Keeping your insurance agency running strong depends on how you build your brand. Since you are up against a number of well-established competitors in the market, your marketing strategy needs to focus on spending valuable marketing dollars where they will have the greatest impact. Typically, it takes a lot of money and effort for insurance agencies to build a scalable business model. And, deciphering where and in what to invest can be complex. Without truly efficient tools and processes, agencies are prone to: Disparate systems Customer acquisition issues Constrained reach Significant loss of time and money Agents simply can’t afford to have an inefficient workflow. In order to scale, they need: High prospect call volume Quality leads Access to the right carrier products for their clients   Here are three easy steps to keep your agency on track to business growth. 1. Gain insight about agent performance. Setting your agency up for success starts with visibility into your staff’s numbers. Consistently tracking and reporting on the performance of your producers will enable effective optimization, time-efficiency, and increased sales. You can even motivate sales through gamification tactics or ongoing coaching. 2. Integrate and automate. Embracing integration and automation will help agents Read more…


The distribution process for personal insurance today is opaque and inefficient. One thing that carriers, agents, and customers can probably all agree on is that it’s time for some changes in the current system.

antiquated insurance tools

Generally speaking, the insurance industry tends to be associated with old school methods. Have you and the agents in your agency been doing things the same way for a while? Hey, there’s nothing wrong with being good at what you know! But, have you considered whether you could be doing better? Not just for yourself, but for your customers as well. With a few small enhancements, you could do both!

Insurance Innovation Reimagine

Wouldn’t it be nice to “uberize” the way you work?
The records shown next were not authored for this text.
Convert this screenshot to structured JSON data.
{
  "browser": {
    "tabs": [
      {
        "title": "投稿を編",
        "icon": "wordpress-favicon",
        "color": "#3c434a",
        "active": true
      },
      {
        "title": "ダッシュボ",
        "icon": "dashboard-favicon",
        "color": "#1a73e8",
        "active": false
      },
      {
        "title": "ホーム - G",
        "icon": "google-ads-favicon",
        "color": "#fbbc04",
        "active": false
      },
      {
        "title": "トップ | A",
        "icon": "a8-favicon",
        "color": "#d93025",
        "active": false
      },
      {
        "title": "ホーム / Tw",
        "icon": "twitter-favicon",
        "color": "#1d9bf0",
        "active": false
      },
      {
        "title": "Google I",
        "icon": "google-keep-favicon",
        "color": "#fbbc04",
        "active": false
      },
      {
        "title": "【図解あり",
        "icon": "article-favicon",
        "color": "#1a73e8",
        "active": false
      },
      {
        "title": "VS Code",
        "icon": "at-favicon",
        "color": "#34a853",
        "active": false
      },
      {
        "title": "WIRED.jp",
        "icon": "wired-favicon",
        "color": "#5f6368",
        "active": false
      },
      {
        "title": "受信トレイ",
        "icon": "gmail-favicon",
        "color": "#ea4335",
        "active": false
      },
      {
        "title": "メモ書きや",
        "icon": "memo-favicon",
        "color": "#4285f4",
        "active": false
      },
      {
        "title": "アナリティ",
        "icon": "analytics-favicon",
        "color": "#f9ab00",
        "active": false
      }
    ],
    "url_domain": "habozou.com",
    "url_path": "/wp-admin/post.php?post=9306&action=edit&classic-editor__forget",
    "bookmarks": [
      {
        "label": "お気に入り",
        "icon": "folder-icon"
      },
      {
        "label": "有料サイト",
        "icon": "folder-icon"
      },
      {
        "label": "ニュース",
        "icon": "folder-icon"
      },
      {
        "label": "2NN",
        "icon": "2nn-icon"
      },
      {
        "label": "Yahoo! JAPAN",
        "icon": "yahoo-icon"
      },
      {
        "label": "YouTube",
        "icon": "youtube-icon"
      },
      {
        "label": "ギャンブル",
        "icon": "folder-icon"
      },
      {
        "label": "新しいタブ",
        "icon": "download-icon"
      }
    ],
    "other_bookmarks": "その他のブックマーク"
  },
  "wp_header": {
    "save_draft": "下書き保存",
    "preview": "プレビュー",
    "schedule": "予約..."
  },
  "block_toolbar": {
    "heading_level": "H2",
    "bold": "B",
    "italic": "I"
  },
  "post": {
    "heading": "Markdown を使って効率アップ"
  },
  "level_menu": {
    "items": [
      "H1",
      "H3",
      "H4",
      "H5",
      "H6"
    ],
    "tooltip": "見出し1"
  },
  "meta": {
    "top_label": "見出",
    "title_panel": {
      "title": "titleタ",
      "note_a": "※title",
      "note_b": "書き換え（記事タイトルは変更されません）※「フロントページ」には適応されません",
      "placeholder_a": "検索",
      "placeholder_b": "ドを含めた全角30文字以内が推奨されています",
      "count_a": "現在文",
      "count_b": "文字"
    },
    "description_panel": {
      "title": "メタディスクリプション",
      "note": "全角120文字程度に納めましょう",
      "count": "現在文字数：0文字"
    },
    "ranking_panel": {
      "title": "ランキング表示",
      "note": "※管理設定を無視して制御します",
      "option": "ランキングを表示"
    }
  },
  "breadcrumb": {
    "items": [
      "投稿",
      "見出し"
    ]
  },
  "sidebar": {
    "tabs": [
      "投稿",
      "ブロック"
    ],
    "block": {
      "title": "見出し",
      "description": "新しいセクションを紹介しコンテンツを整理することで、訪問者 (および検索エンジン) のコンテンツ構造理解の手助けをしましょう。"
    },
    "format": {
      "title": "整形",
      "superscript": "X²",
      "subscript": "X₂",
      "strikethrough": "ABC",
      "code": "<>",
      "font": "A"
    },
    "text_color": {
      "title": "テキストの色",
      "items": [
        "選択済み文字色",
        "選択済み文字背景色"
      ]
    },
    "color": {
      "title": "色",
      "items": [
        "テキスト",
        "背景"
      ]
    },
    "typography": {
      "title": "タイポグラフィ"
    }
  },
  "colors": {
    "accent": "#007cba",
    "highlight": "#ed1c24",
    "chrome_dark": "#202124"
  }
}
What would becoming “the Uber of the insurance industry” actually represent and entail? And, is that even possible?